Cornerback Morris Claiborne believes he’ll be healthy enough to make his preseason debut against the Denver Broncos on Thursday. And owner Jerry Jones said defensive tackle Henry Melton should play.
Claiborne has been sidelined with what has been described as an AC joint sprain in his right shoulder, but went through the Cowboys’ non-padded practice Monday.
“Everything went well,” Claiborne said. “Still was a little limited, but I went with the ones and felt good.”
Melton, meanwhile, has been slowed by a groin strain but also went through practice.
Jones said defensive tackle Terrell McClain (high ankle sprain) is improving, but is not expected to play.
The Cowboys began trimming their roster by cutting defensive end Martez Wilson and fullback J.C. Copeland on Monday. The Cowboys have to cut 13 more by 3 p.m. Tuesday to be at the league-mandated 75 limit, and have to be at 53 by Saturday.
Stephen Jones said there are still “jobs up for grabs” Thursday, and the team will once again be active on the waiver wire in search of upgrades. He wouldn’t go into specifics on roster construction, but said he wouldn’t rule out the team carrying four running backs (DeMarco Murray, Lance Dunbar, Joseph Randle and Ryan Williams).
He also said Romo’s back doesn’t mean the team will carry a third quarterback, and that it would “be a stretch” to carry only eight offensive linemen.
The Cowboys are planning to place rookie tight end Jordan Najvar on injured reserve with a torn Achilles.
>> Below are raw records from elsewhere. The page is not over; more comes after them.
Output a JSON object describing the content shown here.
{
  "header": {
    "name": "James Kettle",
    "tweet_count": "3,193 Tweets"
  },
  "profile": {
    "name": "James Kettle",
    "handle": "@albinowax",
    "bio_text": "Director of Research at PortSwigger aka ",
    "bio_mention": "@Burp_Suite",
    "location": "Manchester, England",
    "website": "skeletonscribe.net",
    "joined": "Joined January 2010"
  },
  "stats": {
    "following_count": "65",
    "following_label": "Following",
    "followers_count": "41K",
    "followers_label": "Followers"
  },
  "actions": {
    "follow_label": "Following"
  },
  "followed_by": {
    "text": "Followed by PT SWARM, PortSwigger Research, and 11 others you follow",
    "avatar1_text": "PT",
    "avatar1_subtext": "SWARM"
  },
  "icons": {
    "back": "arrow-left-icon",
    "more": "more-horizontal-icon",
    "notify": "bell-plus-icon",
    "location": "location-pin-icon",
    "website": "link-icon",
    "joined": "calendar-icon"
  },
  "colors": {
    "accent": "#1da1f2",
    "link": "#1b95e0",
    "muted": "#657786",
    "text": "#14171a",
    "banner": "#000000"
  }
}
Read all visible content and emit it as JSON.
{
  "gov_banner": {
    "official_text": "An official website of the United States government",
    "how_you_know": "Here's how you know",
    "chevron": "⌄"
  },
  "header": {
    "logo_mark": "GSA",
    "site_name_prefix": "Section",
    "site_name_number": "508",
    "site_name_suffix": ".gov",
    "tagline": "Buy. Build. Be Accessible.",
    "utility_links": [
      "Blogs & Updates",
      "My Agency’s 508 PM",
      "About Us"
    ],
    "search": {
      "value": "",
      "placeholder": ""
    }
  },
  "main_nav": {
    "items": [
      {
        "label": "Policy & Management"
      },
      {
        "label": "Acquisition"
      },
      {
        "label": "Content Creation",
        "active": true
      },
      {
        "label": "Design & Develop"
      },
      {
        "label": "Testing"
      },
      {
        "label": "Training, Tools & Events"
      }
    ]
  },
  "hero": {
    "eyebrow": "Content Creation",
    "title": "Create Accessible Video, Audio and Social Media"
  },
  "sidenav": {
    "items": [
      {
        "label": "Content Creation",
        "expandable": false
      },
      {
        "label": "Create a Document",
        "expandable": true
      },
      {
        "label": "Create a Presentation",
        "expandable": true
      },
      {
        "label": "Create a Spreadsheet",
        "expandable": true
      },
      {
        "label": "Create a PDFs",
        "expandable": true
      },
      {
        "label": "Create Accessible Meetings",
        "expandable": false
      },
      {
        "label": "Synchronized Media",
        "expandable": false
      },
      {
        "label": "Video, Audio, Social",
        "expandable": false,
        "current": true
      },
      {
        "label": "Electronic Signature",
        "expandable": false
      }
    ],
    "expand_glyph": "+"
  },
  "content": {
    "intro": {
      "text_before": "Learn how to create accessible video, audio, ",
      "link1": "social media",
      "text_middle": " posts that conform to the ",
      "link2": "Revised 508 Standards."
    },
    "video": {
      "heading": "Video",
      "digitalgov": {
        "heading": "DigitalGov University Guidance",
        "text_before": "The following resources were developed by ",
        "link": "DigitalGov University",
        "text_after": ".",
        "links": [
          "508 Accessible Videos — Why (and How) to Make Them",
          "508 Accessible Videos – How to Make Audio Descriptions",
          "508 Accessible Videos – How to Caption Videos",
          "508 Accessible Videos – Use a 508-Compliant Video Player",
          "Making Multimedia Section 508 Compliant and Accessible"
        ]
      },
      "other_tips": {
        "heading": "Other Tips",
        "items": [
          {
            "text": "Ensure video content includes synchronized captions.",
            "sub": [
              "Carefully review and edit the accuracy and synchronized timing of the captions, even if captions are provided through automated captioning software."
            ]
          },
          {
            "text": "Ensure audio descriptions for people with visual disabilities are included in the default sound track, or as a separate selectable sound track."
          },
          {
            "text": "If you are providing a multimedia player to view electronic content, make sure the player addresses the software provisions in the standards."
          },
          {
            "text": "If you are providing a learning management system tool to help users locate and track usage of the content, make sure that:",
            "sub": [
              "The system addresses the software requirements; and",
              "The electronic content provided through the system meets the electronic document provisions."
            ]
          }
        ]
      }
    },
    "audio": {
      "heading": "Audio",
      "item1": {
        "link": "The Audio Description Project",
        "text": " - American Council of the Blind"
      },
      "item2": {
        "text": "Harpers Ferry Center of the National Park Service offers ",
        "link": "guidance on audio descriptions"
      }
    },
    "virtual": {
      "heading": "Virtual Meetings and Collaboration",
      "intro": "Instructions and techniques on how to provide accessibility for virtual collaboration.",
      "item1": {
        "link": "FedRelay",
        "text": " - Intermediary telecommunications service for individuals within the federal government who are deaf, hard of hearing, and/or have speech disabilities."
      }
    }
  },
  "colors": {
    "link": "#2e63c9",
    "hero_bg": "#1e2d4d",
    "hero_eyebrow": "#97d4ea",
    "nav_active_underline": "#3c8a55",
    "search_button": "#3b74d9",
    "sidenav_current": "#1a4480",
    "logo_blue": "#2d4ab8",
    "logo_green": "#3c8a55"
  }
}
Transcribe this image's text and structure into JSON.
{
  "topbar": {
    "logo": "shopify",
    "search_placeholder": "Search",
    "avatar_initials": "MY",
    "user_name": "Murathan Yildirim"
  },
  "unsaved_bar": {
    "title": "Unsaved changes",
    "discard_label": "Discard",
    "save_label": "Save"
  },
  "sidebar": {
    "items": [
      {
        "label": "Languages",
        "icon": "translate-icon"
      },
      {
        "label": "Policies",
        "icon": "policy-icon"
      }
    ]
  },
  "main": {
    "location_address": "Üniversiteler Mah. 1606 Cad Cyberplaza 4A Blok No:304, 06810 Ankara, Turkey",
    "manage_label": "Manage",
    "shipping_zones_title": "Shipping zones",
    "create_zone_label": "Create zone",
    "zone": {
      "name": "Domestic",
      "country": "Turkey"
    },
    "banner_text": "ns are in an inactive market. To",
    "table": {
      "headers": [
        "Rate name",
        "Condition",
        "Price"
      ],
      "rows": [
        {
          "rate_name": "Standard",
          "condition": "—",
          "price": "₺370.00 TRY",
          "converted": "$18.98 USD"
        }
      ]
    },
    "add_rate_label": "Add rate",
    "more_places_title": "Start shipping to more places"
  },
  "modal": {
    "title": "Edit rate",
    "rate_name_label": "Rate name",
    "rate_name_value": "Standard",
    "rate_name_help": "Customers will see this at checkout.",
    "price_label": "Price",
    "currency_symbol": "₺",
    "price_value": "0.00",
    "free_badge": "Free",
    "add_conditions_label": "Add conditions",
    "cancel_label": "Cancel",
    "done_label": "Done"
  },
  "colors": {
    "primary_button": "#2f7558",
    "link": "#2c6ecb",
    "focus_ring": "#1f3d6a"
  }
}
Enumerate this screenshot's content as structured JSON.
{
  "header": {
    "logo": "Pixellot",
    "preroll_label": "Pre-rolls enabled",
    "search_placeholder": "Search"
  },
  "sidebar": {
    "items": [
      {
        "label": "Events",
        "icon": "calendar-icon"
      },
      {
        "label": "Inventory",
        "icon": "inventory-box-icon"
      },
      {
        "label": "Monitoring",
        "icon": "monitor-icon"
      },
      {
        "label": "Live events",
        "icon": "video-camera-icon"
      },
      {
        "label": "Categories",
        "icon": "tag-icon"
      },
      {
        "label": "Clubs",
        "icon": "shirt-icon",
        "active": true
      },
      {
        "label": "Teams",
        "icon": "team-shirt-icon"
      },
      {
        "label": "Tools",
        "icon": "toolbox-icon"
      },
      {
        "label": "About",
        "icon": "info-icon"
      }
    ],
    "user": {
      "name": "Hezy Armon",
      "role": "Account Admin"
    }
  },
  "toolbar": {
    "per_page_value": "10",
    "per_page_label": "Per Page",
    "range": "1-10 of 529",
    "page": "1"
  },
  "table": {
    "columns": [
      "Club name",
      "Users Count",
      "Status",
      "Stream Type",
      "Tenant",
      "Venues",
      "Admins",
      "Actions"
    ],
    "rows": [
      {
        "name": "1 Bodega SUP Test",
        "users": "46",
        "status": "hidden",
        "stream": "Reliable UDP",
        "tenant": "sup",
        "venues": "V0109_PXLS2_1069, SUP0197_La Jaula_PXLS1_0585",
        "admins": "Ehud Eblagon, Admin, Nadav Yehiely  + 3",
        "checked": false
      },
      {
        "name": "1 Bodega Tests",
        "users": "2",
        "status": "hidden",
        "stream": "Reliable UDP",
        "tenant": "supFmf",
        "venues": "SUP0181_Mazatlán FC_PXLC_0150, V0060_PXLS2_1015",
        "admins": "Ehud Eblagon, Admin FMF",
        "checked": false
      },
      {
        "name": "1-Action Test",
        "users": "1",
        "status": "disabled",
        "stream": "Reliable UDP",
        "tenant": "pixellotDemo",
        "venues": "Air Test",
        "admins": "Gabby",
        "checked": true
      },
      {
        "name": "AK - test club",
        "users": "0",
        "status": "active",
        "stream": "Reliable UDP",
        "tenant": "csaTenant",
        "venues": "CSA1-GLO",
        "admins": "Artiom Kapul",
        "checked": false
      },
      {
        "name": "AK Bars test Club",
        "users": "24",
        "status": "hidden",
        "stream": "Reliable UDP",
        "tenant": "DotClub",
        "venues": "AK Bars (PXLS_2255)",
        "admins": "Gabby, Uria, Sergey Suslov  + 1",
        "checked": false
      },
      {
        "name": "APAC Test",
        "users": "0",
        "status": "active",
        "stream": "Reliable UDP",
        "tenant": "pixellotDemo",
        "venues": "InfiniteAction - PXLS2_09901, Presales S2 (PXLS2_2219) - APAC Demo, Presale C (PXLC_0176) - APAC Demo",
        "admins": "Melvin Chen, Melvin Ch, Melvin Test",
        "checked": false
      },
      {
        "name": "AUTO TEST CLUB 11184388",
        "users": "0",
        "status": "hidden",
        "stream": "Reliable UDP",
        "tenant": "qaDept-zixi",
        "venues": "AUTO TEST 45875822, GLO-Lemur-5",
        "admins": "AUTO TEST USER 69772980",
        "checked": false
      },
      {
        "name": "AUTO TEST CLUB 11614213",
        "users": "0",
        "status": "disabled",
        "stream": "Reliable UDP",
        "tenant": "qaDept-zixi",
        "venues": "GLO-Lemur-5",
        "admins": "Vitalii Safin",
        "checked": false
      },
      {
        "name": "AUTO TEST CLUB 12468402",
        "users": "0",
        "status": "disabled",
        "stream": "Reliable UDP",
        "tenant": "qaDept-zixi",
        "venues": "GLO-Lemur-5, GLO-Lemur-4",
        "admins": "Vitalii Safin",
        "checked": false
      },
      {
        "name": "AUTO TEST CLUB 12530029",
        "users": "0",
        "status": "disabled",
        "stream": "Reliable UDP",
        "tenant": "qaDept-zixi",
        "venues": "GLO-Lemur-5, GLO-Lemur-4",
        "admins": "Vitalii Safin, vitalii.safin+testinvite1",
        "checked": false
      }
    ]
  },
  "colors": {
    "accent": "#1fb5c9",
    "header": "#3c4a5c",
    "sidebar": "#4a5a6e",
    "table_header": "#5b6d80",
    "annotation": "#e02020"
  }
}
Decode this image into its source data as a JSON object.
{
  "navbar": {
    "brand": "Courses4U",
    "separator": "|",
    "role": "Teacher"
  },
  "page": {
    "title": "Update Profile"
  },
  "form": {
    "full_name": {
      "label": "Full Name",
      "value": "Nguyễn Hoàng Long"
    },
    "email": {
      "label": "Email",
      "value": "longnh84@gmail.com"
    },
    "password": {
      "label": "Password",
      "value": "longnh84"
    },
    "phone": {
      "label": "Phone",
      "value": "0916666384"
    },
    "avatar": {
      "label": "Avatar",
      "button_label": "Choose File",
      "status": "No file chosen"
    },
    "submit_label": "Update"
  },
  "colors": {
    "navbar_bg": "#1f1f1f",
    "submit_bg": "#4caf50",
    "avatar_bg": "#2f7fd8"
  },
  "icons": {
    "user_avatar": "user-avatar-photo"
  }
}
They are also considering placing defensive tackle Amobi Okoye, who still is months away from playing football again, on the non football injury list.